From the podium we constantly assess our ensemble's performance. Students may have only played the first few notes and we are already asking ourselves, “How can I help the band play this better?” This question is fundamental to assessment that takes place in the middle of learning — assessment often referred to as assessment for learning or formative assessment. How we provide feedback to the students directly affects their potential for improvement.
When you hear something in rehearsal that could be played better, it’s likely that you cut-off the group and address the problem. What needs improving? Is your feedback to the ensemble specific and descriptive? Tell students directly, or engage in a quick discussion, to pinpoint what should be improved. Then go one step further and check that students know how they can improve. Isolate the rhythm or check an accidental, then take the ensemble back to letter C to play that section again.
When you do individual performance assessments, how specific and descriptive is your feedback? We tend to provide feedback as a number score or letter grade. This is the system of grade books, and yes, a number provides some feedback, but it doesn’t help students improve. It is adequate feedback if students scored ten (out of ten) points because they know they met the objectives. And yet, many times these students can still benefit f rom a written comment. Tell them what you were thinking as you heard their performance. Keep in mind that comments are not praise, and while “Nice job!” might feel good to the student, it doesn’t provide any concrete information about their performance.
And what about the students who scored eight points? What did they miss, and more importantly, how can they improve their performance? Here a number score is definitely not adequate. More specific, written feedback is critical for each of these students, comments such as “Low C#s were sharp. Be sure to use your 3rd valve slide so the C#s are in tune.” You can encourage students to use your feedback and continue to practice by 1 “How can I help the band play this better?” The Power of Feedback by Wendy Barden expecting them to replay the assessment—for full credit. Jan Chappuis reminds us, “It isn’t [just] giving of feedback that causes learning gains, it is the acting on feedback that determines how much students learn.”
One key to maximizing the performance of the ensemble is to help each student maximize his or her personal achievement. Towards that end, specific feedback is powerful and essential in both rehearsals and individual performance assessments. It is difficult to improve at anything in life without feedback, including playing an instrument.
Barden, Wendy. Performance Assessment in Band. San Diego: Kjos Music Press, 2009.
Chappuis, Jan. “How Am I Doing?” Educational Leadership, 70, no. 1 (September 2012): 36-41.

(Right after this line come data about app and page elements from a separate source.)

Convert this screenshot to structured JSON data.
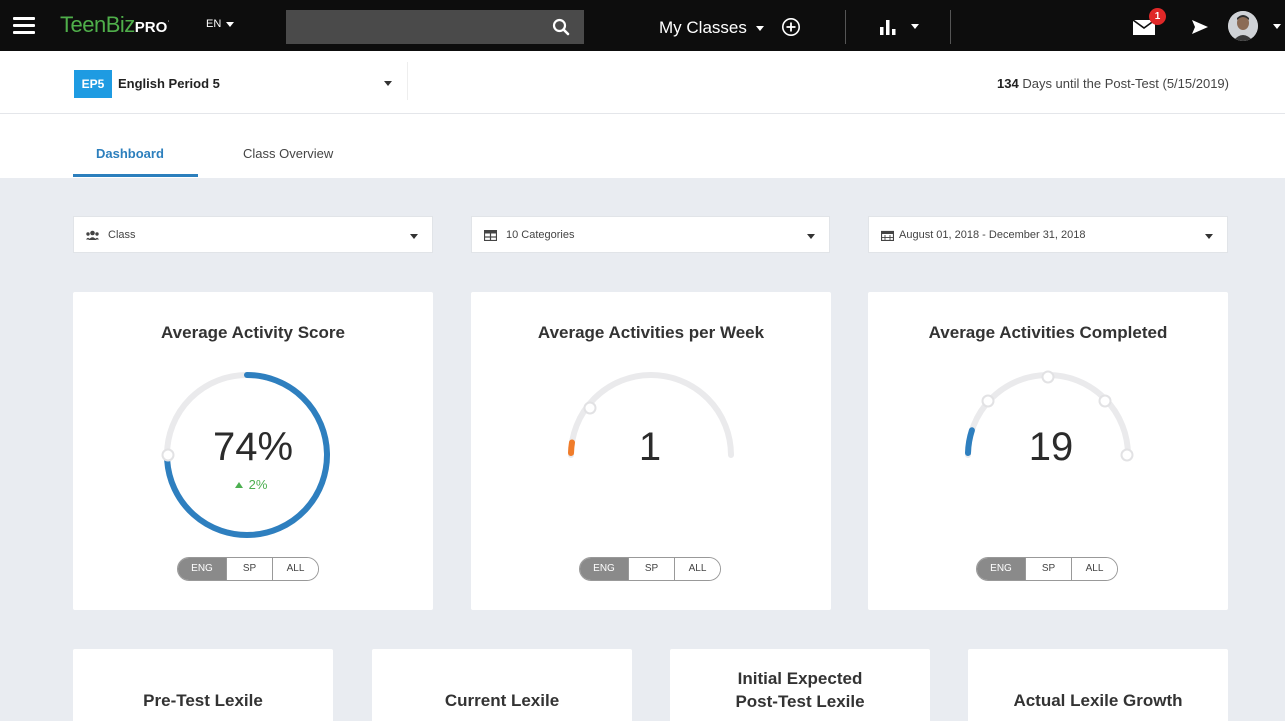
{
  "navbar": {
    "logo_teen": "TeenBiz",
    "logo_pro": "PRO",
    "language": "EN",
    "search_placeholder": "",
    "my_classes_label": "My Classes",
    "mail_badge_count": "1"
  },
  "classbar": {
    "class_code": "EP5",
    "class_name": "English Period 5",
    "days_count": "134",
    "days_text": "Days until the Post-Test (5/15/2019)"
  },
  "tabs": [
    {
      "label": "Dashboard",
      "active": true
    },
    {
      "label": "Class Overview",
      "active": false
    }
  ],
  "filters": {
    "group": "Class",
    "categories": "10 Categories",
    "date_range": "August 01, 2018 - December 31, 2018"
  },
  "cards": [
    {
      "title": "Average Activity Score",
      "value": "74%",
      "delta": "2%",
      "gauge_fraction": 0.74,
      "gauge_color": "#2e7fbf"
    },
    {
      "title": "Average Activities per Week",
      "value": "1",
      "gauge_fraction": 0.05,
      "gauge_color": "#f07c2a"
    },
    {
      "title": "Average Activities Completed",
      "value": "19",
      "gauge_fraction": 0.1,
      "gauge_color": "#2e7fbf"
    }
  ],
  "language_toggle": [
    "ENG",
    "SP",
    "ALL"
  ],
  "bottom_cards": [
    {
      "title": "Pre-Test Lexile"
    },
    {
      "title": "Current Lexile"
    },
    {
      "title_line1": "Initial Expected",
      "title_line2": "Post-Test Lexile"
    },
    {
      "title": "Actual Lexile Growth"
    }
  ]
}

Dr. Wendy Barden received her Ph.D. fom the University of Minnesota. She taught music in the Ossea Area Schools (Minnesota) for over 30 years, and served as K-12 Music Coordinator for a department of 55 music educators. In 1992 she was named “Band Educator of the Year” by the Minnesota Music Educators Association.